where: | f_{t} |
= | PCC tensile stress at 28 days |

= | ratio of the steel thermal coefficient (5 x 10^{-6} in./in./°F) to PCC thermal coefficient |
||

φ | = | steel bar diameter | |

σ_{w} |
= | wheel load stress | |

P | = | cross-sectional amount of steel as a percentage of cross-sectional slab area | |

Z | = | PCC shrinkage coefficient | |

ΔT | = | design temperature drop (between high and low expected temperatures) |

- The solutions to step 1 will provide the minimum (P
_{min}) and maximum (P_{max}) required percentage of reinforcing steel. If P_{max}> P_{min}then the design is feasible and can continue. If not, the design inputs need to be modified and the above equations recalculated. - Determine the number (N) of reinforcing bars required:

where: | P_{min} |
= | minimum steel percentage |

P_{max} |
= | maximum steel percentage | |

W_{s} |
= | total width of pavement section | |

D | = | slab thickness | |

φ | = | reinforcing bar or wire diameter |

- Determine the design number of reinforcing bars (N
_{design}) such that it is a whole number between N_{min}and N_{max}.

Transverse steel can then be designed using the JRCP procedure to define the amount of steel required and the following equation to determine the reinforcing bar spacing:

where: | A_{s} |
= | cross-sectional area of transverse reinforcing steel |

P_{t} |
= | cross-sectional amount of transverse steel as a percentage of cross-sectional slab area | |

D | = | slab thickness |

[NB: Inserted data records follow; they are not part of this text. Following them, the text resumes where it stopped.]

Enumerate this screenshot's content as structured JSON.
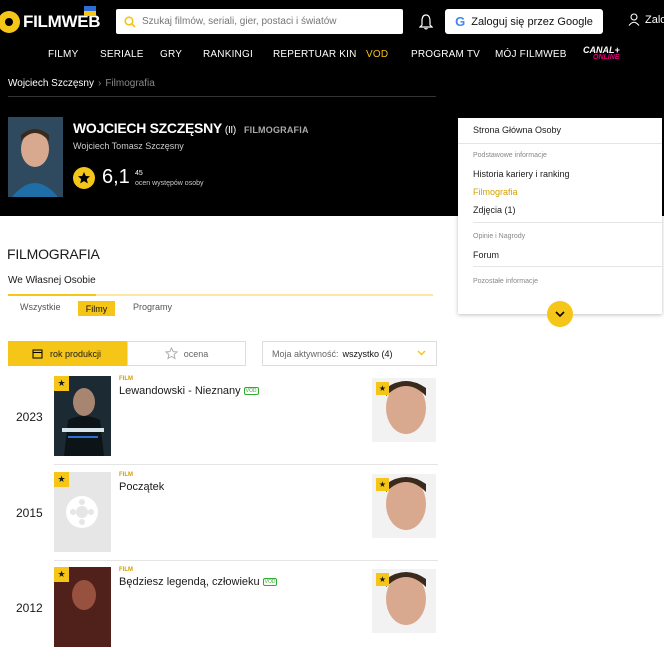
{
  "header": {
    "logo": "FILMWEB",
    "search_placeholder": "Szukaj filmów, seriali, gier, postaci i światów",
    "google_login": "Zaloguj się przez Google",
    "user_label": "Zalo"
  },
  "nav": {
    "items": [
      "FILMY",
      "SERIALE",
      "GRY",
      "RANKINGI",
      "REPERTUAR KIN",
      "VOD",
      "PROGRAM TV",
      "MÓJ FILMWEB"
    ],
    "canal": "CANAL+",
    "canal_sub": "ONLINE"
  },
  "breadcrumb": {
    "person": "Wojciech Szczęsny",
    "current": "Filmografia"
  },
  "person": {
    "name": "WOJCIECH SZCZĘSNY",
    "suffix": "(II)",
    "section": "FILMOGRAFIA",
    "full_name": "Wojciech Tomasz Szczęsny",
    "rating": "6,1",
    "rating_count": "45",
    "rating_label": "ocen występów osoby"
  },
  "sidebar": {
    "home": "Strona Główna Osoby",
    "basic_header": "Podstawowe informacje",
    "career": "Historia kariery i ranking",
    "filmography": "Filmografia",
    "photos": "Zdjęcia (1)",
    "opinions_header": "Opinie i Nagrody",
    "forum": "Forum",
    "other_header": "Pozostałe informacje"
  },
  "filmography": {
    "title": "FILMOGRAFIA",
    "tab": "We Własnej Osobie",
    "filters": {
      "all": "Wszystkie",
      "films": "Filmy",
      "programs": "Programy"
    },
    "sort_year": "rok produkcji",
    "sort_rating": "ocena",
    "activity_label": "Moja aktywność:",
    "activity_value": "wszystko (4)"
  },
  "rows": [
    {
      "year": "2023",
      "kind": "FILM",
      "title": "Lewandowski - Nieznany",
      "vod": "VOD"
    },
    {
      "year": "2015",
      "kind": "FILM",
      "title": "Początek",
      "vod": ""
    },
    {
      "year": "2012",
      "kind": "FILM",
      "title": "Będziesz legendą, człowieku",
      "vod": "VOD"
    }
  ],
  "colors": {
    "accent": "#f5c518",
    "header_bg": "#000000"
  }
}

*AASHTO Guide for Design of Pavement Structures*. American Association of State Highway and Transportation Officials. Washington, D.C.↵